Please output every record below exactly as written, leaving out any pictures.

****

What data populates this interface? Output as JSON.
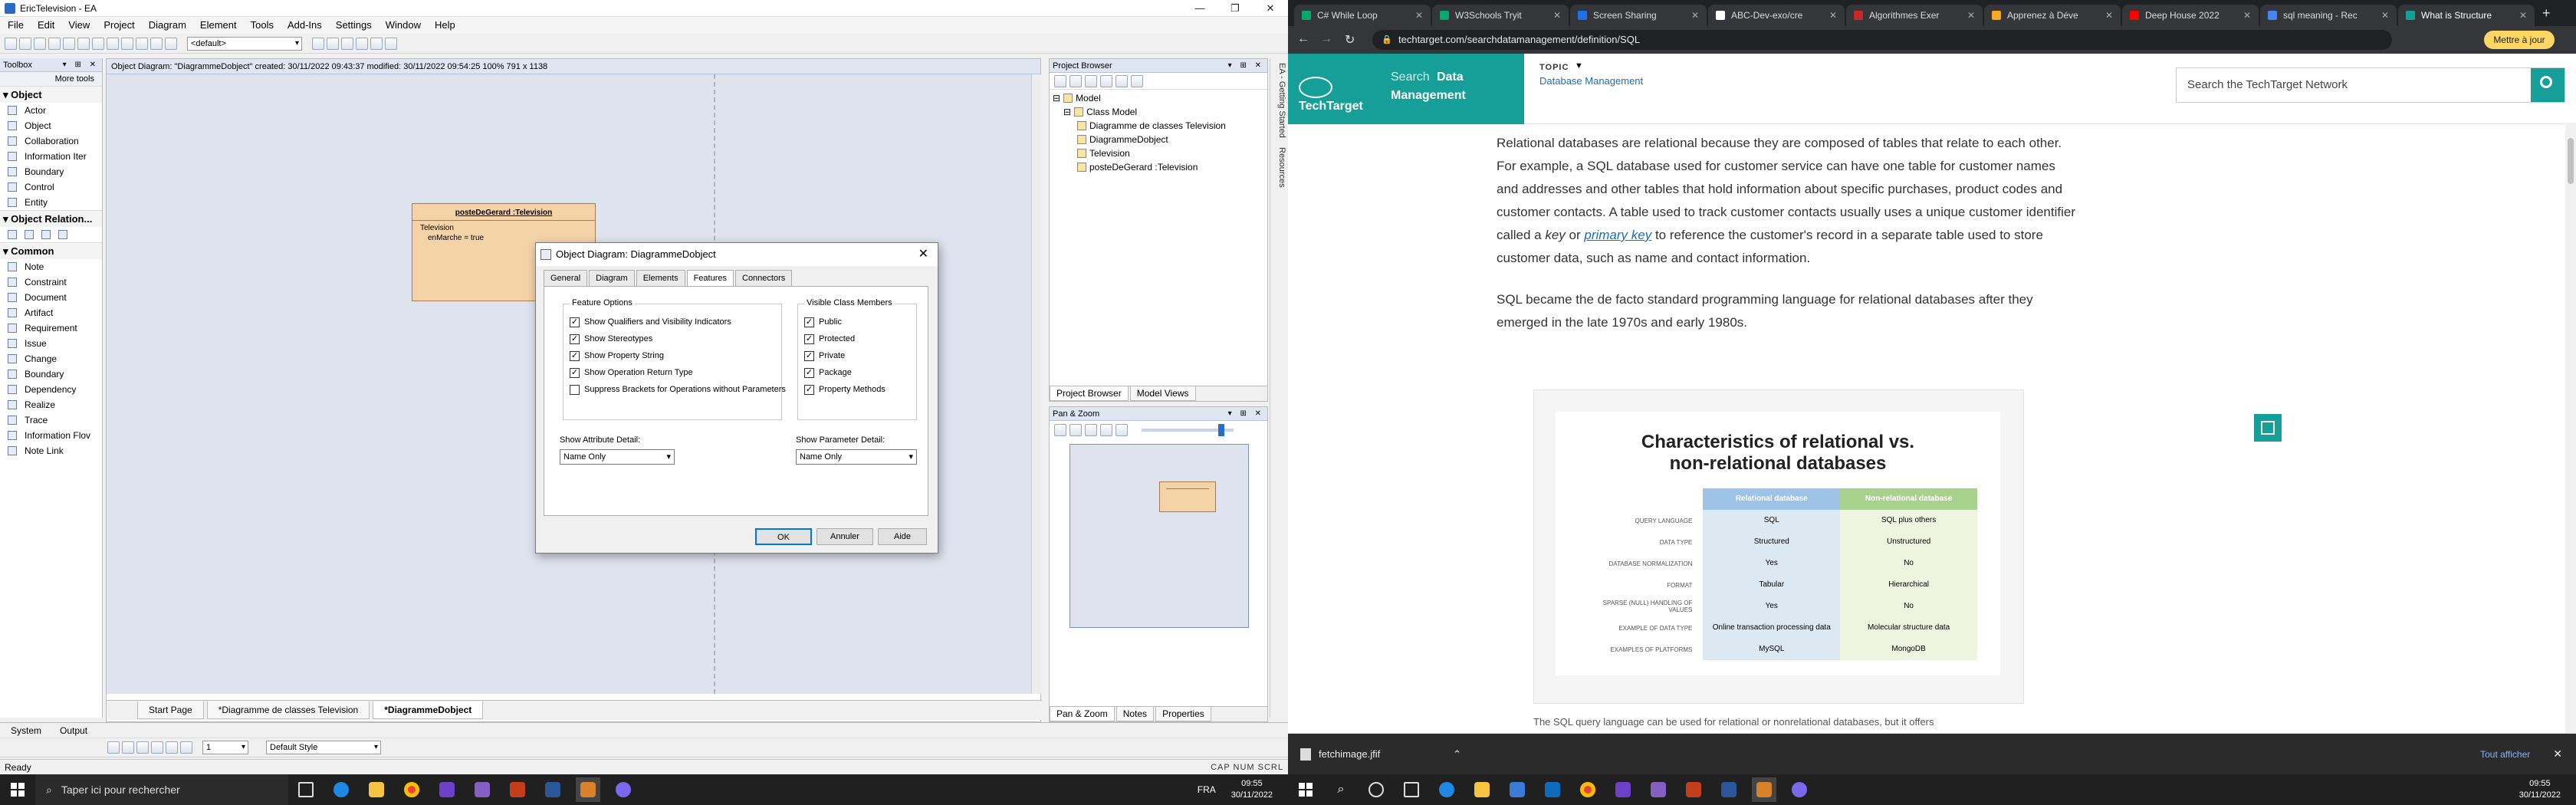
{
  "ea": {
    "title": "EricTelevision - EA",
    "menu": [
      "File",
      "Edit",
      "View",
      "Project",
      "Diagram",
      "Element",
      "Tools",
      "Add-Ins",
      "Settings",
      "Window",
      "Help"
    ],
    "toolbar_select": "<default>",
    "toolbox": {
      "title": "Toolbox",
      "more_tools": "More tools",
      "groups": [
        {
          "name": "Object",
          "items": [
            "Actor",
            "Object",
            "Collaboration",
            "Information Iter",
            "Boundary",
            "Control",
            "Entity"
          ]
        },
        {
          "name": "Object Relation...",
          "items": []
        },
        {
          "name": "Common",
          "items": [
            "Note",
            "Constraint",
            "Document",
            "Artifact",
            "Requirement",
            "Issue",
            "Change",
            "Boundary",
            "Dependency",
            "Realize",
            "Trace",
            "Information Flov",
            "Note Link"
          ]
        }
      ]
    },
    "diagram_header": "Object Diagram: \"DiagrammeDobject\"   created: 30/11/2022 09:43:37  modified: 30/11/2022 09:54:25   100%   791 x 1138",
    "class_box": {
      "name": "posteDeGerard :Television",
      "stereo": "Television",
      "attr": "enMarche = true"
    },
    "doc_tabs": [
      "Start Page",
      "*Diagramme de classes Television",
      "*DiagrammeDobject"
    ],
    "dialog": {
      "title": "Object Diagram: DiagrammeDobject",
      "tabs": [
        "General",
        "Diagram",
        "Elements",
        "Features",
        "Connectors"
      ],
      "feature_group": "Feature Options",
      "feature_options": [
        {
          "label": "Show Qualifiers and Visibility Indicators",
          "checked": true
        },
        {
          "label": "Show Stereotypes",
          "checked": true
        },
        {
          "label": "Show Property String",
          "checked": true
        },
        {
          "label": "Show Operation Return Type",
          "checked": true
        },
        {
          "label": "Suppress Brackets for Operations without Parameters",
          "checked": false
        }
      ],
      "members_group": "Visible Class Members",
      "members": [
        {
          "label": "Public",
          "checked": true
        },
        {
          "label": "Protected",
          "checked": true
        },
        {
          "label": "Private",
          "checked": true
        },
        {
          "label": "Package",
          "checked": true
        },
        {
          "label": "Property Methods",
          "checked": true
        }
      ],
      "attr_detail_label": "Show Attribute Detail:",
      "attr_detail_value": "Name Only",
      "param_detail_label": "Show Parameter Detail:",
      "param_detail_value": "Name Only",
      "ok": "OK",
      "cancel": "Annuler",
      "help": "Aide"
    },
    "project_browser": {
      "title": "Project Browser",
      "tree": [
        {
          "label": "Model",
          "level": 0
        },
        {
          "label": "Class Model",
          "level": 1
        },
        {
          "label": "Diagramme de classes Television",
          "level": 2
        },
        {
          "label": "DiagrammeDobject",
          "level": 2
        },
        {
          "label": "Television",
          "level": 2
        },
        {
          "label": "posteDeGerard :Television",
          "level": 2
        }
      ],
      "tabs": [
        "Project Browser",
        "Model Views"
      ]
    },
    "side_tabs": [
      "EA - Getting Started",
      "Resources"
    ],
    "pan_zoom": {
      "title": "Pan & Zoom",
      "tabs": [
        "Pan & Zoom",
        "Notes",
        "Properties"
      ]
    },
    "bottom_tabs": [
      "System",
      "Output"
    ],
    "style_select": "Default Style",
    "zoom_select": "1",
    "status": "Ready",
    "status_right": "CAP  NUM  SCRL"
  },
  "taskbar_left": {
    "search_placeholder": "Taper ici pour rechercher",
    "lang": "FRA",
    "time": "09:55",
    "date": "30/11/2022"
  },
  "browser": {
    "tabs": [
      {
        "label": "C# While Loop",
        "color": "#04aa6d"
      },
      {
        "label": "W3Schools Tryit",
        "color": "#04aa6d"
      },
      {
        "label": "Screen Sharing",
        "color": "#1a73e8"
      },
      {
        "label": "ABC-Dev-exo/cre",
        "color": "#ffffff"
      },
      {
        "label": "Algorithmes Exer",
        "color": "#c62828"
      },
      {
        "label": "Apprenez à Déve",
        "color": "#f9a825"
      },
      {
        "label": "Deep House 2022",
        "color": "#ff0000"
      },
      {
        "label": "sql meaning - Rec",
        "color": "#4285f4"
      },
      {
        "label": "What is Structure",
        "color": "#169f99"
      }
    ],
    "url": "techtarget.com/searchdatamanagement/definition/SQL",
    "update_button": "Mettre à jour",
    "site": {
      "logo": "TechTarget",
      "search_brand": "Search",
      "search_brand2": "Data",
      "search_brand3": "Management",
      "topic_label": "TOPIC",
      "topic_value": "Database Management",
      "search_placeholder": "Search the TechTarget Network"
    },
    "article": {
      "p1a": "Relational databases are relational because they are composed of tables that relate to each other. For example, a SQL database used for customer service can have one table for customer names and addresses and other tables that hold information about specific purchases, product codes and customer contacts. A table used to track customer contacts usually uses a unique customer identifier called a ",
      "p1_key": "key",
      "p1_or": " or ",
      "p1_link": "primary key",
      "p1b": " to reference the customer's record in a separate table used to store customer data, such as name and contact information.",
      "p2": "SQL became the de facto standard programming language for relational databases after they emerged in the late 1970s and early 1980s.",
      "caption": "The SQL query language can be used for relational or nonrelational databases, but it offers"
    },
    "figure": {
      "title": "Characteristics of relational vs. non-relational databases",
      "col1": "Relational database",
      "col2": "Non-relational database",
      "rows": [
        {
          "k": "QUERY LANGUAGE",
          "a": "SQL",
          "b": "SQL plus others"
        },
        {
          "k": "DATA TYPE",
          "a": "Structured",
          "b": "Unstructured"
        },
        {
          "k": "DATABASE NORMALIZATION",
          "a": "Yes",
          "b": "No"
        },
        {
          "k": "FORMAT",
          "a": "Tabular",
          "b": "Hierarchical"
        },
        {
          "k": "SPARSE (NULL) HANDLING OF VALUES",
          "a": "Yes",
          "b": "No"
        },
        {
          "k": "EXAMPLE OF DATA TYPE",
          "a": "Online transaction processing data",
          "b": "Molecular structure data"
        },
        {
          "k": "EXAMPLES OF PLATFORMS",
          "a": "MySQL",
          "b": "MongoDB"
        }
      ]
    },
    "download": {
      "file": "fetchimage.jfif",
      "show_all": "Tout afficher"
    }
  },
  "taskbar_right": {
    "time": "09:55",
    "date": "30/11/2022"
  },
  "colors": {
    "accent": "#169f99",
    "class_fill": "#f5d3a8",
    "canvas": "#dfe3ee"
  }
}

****

Problem solution:
What data populates this interface? Output as JSON.
{
  "ea": {
    "title": "EricTelevision - EA",
    "menu": [
      "File",
      "Edit",
      "View",
      "Project",
      "Diagram",
      "Element",
      "Tools",
      "Add-Ins",
      "Settings",
      "Window",
      "Help"
    ],
    "toolbar_select": "<default>",
    "toolbox": {
      "title": "Toolbox",
      "more_tools": "More tools",
      "groups": [
        {
          "name": "Object",
          "items": [
            "Actor",
            "Object",
            "Collaboration",
            "Information Iter",
            "Boundary",
            "Control",
            "Entity"
          ]
        },
        {
          "name": "Object Relation...",
          "items": []
        },
        {
          "name": "Common",
          "items": [
            "Note",
            "Constraint",
            "Document",
            "Artifact",
            "Requirement",
            "Issue",
            "Change",
            "Boundary",
            "Dependency",
            "Realize",
            "Trace",
            "Information Flov",
            "Note Link"
          ]
        }
      ]
    },
    "diagram_header": "Object Diagram: \"DiagrammeDobject\"   created: 30/11/2022 09:43:37  modified: 30/11/2022 09:54:25   100%   791 x 1138",
    "class_box": {
      "name": "posteDeGerard :Television",
      "stereo": "Television",
      "attr": "enMarche = true"
    },
    "doc_tabs": [
      "Start Page",
      "*Diagramme de classes Television",
      "*DiagrammeDobject"
    ],
    "dialog": {
      "title": "Object Diagram: DiagrammeDobject",
      "tabs": [
        "General",
        "Diagram",
        "Elements",
        "Features",
        "Connectors"
      ],
      "feature_group": "Feature Options",
      "feature_options": [
        {
          "label": "Show Qualifiers and Visibility Indicators",
          "checked": true
        },
        {
          "label": "Show Stereotypes",
          "checked": true
        },
        {
          "label": "Show Property String",
          "checked": true
        },
        {
          "label": "Show Operation Return Type",
          "checked": true
        },
        {
          "label": "Suppress Brackets for Operations without Parameters",
          "checked": false
        }
      ],
      "members_group": "Visible Class Members",
      "members": [
        {
          "label": "Public",
          "checked": true
        },
        {
          "label": "Protected",
          "checked": true
        },
        {
          "label": "Private",
          "checked": true
        },
        {
          "label": "Package",
          "checked": true
        },
        {
          "label": "Property Methods",
          "checked": true
        }
      ],
      "attr_detail_label": "Show Attribute Detail:",
      "attr_detail_value": "Name Only",
      "param_detail_label": "Show Parameter Detail:",
      "param_detail_value": "Name Only",
      "ok": "OK",
      "cancel": "Annuler",
      "help": "Aide"
    },
    "project_browser": {
      "title": "Project Browser",
      "tree": [
        {
          "label": "Model",
          "level": 0
        },
        {
          "label": "Class Model",
          "level": 1
        },
        {
          "label": "Diagramme de classes Television",
          "level": 2
        },
        {
          "label": "DiagrammeDobject",
          "level": 2
        },
        {
          "label": "Television",
          "level": 2
        },
        {
          "label": "posteDeGerard :Television",
          "level": 2
        }
      ],
      "tabs": [
        "Project Browser",
        "Model Views"
      ]
    },
    "side_tabs": [
      "EA - Getting Started",
      "Resources"
    ],
    "pan_zoom": {
      "title": "Pan & Zoom",
      "tabs": [
        "Pan & Zoom",
        "Notes",
        "Properties"
      ]
    },
    "bottom_tabs": [
      "System",
      "Output"
    ],
    "style_select": "Default Style",
    "zoom_select": "1",
    "status": "Ready",
    "status_right": "CAP  NUM  SCRL"
  },
  "taskbar_left": {
    "search_placeholder": "Taper ici pour rechercher",
    "lang": "FRA",
    "time": "09:55",
    "date": "30/11/2022"
  },
  "browser": {
    "tabs": [
      {
        "label": "C# While Loop",
        "color": "#04aa6d"
      },
      {
        "label": "W3Schools Tryit",
        "color": "#04aa6d"
      },
      {
        "label": "Screen Sharing",
        "color": "#1a73e8"
      },
      {
        "label": "ABC-Dev-exo/cre",
        "color": "#ffffff"
      },
      {
        "label": "Algorithmes Exer",
        "color": "#c62828"
      },
      {
        "label": "Apprenez à Déve",
        "color": "#f9a825"
      },
      {
        "label": "Deep House 2022",
        "color": "#ff0000"
      },
      {
        "label": "sql meaning - Rec",
        "color": "#4285f4"
      },
      {
        "label": "What is Structure",
        "color": "#169f99"
      }
    ],
    "url": "techtarget.com/searchdatamanagement/definition/SQL",
    "update_button": "Mettre à jour",
    "site": {
      "logo": "TechTarget",
      "search_brand": "Search",
      "search_brand2": "Data",
      "search_brand3": "Management",
      "topic_label": "TOPIC",
      "topic_value": "Database Management",
      "search_placeholder": "Search the TechTarget Network"
    },
    "article": {
      "p1a": "Relational databases are relational because they are composed of tables that relate to each other. For example, a SQL database used for customer service can have one table for customer names and addresses and other tables that hold information about specific purchases, product codes and customer contacts. A table used to track customer contacts usually uses a unique customer identifier called a ",
      "p1_key": "key",
      "p1_or": " or ",
      "p1_link": "primary key",
      "p1b": " to reference the customer's record in a separate table used to store customer data, such as name and contact information.",
      "p2": "SQL became the de facto standard programming language for relational databases after they emerged in the late 1970s and early 1980s.",
      "caption": "The SQL query language can be used for relational or nonrelational databases, but it offers"
    },
    "figure": {
      "title": "Characteristics of relational vs. non-relational databases",
      "col1": "Relational database",
      "col2": "Non-relational database",
      "rows": [
        {
          "k": "QUERY LANGUAGE",
          "a": "SQL",
          "b": "SQL plus others"
        },
        {
          "k": "DATA TYPE",
          "a": "Structured",
          "b": "Unstructured"
        },
        {
          "k": "DATABASE NORMALIZATION",
          "a": "Yes",
          "b": "No"
        },
        {
          "k": "FORMAT",
          "a": "Tabular",
          "b": "Hierarchical"
        },
        {
          "k": "SPARSE (NULL) HANDLING OF VALUES",
          "a": "Yes",
          "b": "No"
        },
        {
          "k": "EXAMPLE OF DATA TYPE",
          "a": "Online transaction processing data",
          "b": "Molecular structure data"
        },
        {
          "k": "EXAMPLES OF PLATFORMS",
          "a": "MySQL",
          "b": "MongoDB"
        }
      ]
    },
    "download": {
      "file": "fetchimage.jfif",
      "show_all": "Tout afficher"
    }
  },
  "taskbar_right": {
    "time": "09:55",
    "date": "30/11/2022"
  },
  "colors": {
    "accent": "#169f99",
    "class_fill": "#f5d3a8",
    "canvas": "#dfe3ee"
  }
}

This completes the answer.